The emotional toll for the survivors of the massacre and the families of the victims is huge, and the loss is incalculable. The immediate response to provide prompt grief counseling is laudable. Counseling to deal with the grief is critically needed in order to minimize long term negative consequences of the trauma.

In the aftermath of the Arizona tragedy, it is vital we emphasize the need for improving mental health services and early intervention for school and college campuses. There is no better antidote to stigma than education. Our high schools, colleges and universities need to be better educated about the signs of, and early detection for emotional disturbances, which can be nipped in the bud before they escalate into serious disasters. Proactive steps include disseminating mental health information at school orientation as well as training programs for staff, faculty, athletes, resident assistants, counseling services, faith-based organizations, sororities and fraternities. Security personnel and university operations and maintenance staff also need to be educated. Counseling centers need to be better staffed, and networked with state of the art capabilities of psychiatric diagnosis, preventive and therapeutic services.

Matcheri S. Keshavan M.D. is the Stanley Cobb Professor and Vice-Chair for Public Psychiatry, Department of Psychiatry,
Beth Israel Deaconess Medical Center and
Massachusetts Mental Health Center,
Harvard Medical School

Linda Stalters, MSN. Is Founder and Board Chair, Schizophrenia and Related Disorders Alliance of America
Contact (240) 423-9432; linda.stalters@sardaa.org

Schizophrenia and Related Disorders Alliance of America (SARDAA) works to improve the lives of people with schizophrenia and related disorders.

Schizophrenia and Related Disorders Alliance of America (SARDAA) Response to AZ Tragedy

Aftermath of the Tucson, Arizona Tragedy:

Call for early intervention in serious emotional illness

HOUSTON, TX (January 10, 2011) – Schizophrenia and Related Disorders Alliance of America mourns the loss of those killed during the horrendous tragedy on Saturday in Arizona.
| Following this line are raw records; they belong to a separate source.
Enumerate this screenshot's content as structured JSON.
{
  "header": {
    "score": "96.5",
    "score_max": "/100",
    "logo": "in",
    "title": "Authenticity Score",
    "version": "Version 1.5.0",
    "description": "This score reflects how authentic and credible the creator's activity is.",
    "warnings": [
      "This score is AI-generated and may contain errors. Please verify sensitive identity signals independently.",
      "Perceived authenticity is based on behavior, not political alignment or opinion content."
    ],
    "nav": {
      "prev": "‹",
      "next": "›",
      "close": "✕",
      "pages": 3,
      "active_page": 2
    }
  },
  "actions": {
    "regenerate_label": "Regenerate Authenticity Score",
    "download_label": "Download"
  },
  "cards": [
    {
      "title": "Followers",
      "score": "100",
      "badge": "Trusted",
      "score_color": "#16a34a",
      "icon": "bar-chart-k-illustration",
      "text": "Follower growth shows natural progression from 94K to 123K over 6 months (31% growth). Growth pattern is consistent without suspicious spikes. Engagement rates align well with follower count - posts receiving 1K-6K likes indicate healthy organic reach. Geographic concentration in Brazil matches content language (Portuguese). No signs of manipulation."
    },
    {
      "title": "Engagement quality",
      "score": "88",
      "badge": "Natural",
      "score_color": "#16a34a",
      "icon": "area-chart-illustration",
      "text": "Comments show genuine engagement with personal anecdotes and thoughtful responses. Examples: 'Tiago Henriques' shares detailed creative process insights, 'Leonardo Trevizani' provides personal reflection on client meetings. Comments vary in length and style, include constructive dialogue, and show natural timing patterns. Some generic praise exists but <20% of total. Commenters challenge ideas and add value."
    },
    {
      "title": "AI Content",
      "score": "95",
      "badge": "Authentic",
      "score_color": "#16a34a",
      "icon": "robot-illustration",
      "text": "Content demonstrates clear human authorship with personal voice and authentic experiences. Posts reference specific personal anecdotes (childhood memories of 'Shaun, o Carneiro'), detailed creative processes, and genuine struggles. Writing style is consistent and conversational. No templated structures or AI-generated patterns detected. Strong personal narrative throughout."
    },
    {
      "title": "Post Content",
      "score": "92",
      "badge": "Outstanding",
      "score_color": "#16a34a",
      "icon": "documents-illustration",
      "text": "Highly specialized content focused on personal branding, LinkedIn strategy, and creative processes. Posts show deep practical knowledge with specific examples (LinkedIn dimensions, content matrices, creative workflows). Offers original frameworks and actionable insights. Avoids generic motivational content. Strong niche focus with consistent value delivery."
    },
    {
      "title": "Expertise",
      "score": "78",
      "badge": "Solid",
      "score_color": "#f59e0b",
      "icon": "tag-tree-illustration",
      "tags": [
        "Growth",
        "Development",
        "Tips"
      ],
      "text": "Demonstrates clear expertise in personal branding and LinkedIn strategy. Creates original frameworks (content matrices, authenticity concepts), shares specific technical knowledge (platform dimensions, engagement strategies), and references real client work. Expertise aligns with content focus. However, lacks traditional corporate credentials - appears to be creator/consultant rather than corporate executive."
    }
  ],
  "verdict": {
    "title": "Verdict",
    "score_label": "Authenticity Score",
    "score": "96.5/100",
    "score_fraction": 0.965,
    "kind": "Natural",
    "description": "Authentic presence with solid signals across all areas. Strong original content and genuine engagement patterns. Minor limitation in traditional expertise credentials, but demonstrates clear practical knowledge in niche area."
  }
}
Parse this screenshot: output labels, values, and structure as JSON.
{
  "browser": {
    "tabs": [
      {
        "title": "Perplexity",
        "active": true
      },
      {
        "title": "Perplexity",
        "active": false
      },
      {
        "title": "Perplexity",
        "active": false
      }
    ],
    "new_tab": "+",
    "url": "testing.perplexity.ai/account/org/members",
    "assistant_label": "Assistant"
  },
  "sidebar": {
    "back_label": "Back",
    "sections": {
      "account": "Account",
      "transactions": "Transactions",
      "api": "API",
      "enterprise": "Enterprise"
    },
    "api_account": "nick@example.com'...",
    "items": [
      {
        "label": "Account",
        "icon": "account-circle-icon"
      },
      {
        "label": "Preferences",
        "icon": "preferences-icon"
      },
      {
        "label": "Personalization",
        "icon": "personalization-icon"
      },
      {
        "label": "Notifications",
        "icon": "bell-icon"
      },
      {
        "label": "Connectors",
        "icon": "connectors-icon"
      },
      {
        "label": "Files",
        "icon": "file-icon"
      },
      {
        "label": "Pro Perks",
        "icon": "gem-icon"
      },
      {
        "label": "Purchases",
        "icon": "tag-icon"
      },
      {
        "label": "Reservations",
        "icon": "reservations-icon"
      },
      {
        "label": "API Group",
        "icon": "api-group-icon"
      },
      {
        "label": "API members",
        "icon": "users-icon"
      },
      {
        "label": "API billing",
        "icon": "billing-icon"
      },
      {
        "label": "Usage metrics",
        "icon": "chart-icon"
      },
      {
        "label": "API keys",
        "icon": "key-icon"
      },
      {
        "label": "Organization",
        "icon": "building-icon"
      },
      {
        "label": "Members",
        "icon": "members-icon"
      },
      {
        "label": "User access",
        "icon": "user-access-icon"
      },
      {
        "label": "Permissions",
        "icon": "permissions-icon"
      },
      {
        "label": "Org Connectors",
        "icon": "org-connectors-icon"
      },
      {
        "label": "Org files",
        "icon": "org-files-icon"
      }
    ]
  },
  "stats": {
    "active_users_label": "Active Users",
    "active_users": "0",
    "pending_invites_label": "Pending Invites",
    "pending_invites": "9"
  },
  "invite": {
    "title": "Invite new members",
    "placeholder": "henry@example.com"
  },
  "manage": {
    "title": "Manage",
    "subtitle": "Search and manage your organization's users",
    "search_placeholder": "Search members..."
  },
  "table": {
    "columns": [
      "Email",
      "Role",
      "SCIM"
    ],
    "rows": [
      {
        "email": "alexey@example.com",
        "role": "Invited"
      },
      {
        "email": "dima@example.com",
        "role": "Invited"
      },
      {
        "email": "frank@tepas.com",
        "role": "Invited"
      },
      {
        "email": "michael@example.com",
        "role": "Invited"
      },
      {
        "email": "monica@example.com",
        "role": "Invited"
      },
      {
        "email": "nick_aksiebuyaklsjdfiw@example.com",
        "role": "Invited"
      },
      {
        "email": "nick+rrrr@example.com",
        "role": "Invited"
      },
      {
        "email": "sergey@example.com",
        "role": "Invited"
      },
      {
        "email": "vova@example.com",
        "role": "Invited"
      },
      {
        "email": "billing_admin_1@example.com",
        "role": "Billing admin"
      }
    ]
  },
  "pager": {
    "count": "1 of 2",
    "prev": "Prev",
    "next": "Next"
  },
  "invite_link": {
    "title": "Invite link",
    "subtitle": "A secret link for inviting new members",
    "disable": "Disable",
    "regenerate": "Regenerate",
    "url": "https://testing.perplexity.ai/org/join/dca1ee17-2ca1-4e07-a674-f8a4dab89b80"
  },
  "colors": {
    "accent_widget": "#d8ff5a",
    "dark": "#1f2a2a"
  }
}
We extend our deepest sympathy to families, loved ones, friends and all who are affected by this dreadful catastrophe. Our thoughts, prayers and best wishes are with Congresswoman Gabrielle Giffords and all those were injured for a full recovery. We are all deeply saddened by this extraordinarily horrific event.

Read the Full Press Release